===== Supplied records =====

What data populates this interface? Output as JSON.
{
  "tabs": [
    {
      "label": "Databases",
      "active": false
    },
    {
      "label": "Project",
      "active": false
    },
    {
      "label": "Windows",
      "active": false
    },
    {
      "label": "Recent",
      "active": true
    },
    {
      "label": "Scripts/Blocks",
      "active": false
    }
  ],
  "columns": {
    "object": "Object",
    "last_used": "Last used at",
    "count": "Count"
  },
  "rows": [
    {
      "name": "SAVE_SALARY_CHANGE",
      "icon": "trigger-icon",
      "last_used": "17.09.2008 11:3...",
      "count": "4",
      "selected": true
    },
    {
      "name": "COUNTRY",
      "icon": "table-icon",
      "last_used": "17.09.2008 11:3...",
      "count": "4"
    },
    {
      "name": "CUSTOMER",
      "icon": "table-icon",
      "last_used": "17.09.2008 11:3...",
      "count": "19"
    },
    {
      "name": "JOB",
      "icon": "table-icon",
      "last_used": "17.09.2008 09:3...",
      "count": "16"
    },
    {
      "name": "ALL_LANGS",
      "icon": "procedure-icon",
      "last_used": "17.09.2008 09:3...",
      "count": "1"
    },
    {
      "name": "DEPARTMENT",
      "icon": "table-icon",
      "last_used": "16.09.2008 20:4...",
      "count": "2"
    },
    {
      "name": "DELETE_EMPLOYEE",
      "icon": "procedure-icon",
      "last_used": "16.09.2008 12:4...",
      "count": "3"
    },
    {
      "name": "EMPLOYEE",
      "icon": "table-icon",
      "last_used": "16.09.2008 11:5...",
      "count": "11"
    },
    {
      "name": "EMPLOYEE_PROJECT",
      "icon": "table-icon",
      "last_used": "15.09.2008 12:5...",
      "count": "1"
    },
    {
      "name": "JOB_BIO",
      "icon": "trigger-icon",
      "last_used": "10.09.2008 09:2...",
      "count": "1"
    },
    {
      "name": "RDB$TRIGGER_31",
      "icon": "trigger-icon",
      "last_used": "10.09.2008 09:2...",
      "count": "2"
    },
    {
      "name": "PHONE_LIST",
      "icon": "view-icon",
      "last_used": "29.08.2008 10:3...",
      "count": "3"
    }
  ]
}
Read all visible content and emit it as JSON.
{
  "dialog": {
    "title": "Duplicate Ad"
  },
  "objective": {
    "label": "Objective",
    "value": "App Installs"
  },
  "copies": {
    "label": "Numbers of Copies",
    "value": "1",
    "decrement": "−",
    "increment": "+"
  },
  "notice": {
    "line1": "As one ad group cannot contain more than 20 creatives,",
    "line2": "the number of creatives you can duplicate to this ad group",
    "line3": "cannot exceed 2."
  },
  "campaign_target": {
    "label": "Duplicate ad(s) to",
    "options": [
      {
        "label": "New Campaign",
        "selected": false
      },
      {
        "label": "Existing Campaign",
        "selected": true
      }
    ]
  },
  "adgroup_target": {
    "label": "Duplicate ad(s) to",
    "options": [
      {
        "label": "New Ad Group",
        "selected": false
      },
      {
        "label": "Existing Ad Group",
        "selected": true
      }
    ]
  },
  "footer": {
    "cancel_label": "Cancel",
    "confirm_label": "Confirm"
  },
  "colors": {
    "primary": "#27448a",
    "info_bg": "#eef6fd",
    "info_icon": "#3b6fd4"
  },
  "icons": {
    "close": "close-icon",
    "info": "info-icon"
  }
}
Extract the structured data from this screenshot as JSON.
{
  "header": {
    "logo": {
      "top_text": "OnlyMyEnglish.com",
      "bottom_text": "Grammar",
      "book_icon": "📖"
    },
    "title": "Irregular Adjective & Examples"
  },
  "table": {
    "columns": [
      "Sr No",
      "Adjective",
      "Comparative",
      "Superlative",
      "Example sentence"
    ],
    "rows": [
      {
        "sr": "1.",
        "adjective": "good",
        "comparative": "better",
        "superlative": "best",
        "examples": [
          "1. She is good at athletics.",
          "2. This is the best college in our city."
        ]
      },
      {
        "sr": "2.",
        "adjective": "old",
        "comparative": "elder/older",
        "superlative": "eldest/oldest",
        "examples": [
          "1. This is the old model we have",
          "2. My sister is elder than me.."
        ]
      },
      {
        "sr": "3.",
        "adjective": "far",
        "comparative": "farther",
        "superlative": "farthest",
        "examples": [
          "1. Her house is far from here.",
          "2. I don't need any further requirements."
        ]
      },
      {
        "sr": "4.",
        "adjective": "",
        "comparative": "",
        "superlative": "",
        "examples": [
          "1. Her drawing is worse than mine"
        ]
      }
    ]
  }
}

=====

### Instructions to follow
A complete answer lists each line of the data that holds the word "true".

### Exercise response
      "active": true
      "selected": true
        "selected": true
        "selected": true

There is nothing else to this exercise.